An Important Distinction Empirically?
Once one accepts that the dimensions versus categories distinction matters conceptually, there remain two empirical questions: first is the question of whether the distinction matters empirically; second is the question of whether the distinction can be empirically detected. In psychology, the best work on the detection of latent classes has been done by Meehl (1995). Indeed, he has coined his own word for the numerical aspects of category detection: taxometrics. Because it brings the importance of the empirical questions answered by taxometric research clearly into focus, I wish to quote at length from a recent piece of such research:
"When typological models are valid they provide information that cannot be obtained from dimensional models, such as group membership probabilities, latent base rates of types, and indicator specificity and sensitivity rates (Meehl, 1995). When they are not valid, however, unfortunate problems can arise that serve to undermine the research enterprise--such as reductions in statistical power (Cohen, 1988), decreases in scale reliability (Cohen, 1983), the spurious overestimation (Maxwell & Delaney, 1993) and underestimation (Cohen, 1983) of empirical relationships, and the inability to uncover nonlinear relationships with other variables (Tellegen & Lubinski, 1983)" (Fraley and Waller, in press, p.1).
A Detectable Distinction Empirically?

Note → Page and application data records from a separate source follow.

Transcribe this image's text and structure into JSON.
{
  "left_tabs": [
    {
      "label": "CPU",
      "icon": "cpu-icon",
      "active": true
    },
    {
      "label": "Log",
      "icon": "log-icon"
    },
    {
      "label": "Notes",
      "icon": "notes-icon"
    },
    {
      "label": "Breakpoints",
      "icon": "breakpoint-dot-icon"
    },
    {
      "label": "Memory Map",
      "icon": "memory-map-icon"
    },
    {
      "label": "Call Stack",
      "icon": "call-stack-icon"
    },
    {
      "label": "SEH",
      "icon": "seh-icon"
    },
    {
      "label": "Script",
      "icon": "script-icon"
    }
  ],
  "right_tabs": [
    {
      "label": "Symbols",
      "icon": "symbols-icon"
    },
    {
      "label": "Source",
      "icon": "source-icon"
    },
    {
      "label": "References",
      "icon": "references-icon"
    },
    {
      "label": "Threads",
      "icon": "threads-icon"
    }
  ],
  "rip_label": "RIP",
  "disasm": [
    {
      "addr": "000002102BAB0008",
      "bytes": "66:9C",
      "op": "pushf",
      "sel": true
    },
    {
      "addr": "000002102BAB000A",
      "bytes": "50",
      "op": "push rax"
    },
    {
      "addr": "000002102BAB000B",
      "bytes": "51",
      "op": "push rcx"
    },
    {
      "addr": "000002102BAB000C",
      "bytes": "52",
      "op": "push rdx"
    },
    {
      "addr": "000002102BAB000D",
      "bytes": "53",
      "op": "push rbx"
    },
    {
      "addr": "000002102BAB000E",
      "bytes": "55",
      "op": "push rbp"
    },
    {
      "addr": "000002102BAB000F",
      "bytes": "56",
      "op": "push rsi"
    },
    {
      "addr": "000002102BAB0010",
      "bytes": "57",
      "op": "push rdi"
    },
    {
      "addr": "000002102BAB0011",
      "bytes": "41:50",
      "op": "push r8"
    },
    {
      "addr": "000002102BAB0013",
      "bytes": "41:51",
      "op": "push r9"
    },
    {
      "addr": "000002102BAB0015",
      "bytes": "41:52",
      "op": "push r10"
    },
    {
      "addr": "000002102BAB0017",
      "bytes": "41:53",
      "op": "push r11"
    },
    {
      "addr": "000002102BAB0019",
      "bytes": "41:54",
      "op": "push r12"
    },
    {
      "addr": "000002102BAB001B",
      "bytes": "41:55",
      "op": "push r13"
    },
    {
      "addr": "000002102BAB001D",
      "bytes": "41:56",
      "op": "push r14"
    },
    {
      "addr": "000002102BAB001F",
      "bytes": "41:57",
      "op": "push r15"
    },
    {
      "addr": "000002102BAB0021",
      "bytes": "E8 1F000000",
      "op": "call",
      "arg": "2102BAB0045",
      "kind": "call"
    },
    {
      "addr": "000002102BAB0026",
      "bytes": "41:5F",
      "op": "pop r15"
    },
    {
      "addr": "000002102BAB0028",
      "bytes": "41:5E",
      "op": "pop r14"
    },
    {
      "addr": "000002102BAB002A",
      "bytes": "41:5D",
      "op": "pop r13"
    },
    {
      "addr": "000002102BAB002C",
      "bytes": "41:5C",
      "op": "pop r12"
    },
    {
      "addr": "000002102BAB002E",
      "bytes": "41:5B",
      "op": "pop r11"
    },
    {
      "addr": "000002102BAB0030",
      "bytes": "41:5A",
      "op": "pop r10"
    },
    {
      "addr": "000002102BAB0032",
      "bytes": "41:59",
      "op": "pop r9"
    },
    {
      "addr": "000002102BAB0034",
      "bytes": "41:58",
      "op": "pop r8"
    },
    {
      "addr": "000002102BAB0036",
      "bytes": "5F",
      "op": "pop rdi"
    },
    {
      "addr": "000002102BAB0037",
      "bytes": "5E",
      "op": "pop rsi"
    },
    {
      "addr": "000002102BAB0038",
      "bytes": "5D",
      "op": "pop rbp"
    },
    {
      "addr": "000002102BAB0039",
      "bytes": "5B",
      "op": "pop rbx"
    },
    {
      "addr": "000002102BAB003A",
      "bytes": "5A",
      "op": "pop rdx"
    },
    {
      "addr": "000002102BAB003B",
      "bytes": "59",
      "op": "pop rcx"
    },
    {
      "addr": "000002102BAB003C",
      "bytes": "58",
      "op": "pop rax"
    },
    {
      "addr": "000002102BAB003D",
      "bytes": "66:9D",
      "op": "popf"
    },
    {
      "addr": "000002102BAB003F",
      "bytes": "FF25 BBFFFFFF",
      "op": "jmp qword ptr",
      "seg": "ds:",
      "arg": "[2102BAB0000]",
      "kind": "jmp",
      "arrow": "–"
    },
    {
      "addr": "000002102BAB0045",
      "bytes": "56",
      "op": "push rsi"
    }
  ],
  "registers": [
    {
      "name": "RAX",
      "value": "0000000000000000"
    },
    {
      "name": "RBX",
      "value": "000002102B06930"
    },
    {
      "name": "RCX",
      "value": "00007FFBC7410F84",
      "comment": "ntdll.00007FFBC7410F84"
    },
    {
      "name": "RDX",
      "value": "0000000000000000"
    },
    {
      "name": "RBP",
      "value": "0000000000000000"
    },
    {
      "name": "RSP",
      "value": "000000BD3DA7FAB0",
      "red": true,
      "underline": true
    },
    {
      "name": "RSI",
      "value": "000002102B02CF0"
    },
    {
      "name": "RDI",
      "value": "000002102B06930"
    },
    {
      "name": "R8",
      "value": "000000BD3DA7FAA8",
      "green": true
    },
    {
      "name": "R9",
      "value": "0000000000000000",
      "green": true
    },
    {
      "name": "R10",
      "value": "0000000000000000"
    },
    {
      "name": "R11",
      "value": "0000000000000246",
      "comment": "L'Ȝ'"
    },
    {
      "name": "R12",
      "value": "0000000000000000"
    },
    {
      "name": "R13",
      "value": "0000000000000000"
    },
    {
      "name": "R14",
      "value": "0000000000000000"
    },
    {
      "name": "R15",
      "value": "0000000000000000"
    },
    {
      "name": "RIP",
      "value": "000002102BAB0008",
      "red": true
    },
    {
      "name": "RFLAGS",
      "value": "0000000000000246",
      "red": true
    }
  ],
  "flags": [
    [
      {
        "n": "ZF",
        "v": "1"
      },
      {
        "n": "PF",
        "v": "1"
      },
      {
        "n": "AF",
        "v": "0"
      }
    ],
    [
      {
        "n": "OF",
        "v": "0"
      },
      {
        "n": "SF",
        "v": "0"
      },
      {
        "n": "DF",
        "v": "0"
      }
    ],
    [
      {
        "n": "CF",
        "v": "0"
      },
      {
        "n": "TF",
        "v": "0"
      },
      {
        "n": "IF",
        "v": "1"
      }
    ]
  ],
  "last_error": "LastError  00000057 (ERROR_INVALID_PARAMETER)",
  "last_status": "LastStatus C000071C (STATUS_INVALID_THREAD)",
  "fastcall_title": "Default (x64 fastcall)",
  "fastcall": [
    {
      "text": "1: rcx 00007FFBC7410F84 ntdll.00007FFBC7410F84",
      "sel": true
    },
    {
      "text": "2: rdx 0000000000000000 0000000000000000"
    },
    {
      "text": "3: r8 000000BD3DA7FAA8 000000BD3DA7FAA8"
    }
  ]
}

This quote should show the empirical importance of the question of whether psychological disorders in fact come in categories or dimensions. Specific procedures have been developed to determine whether disorders are packaged as traits or types. Two such procedures, called MAMBAC and MAXCOV-HITMAX, have been developed through the persistent efforts of Meehl and colleagues (Meehl, 1995; Meehl and Golden, 1982; Meehl and Yonce, 1994; Waller and Meehl, 1997). While this is not the forum in which to detail the nature of these taxonometric methods, it is the forum in which to call attention to their potential for answering the empirical questions that our conceptual analysis has shown to be so important for those of a realist philosophical persuasion.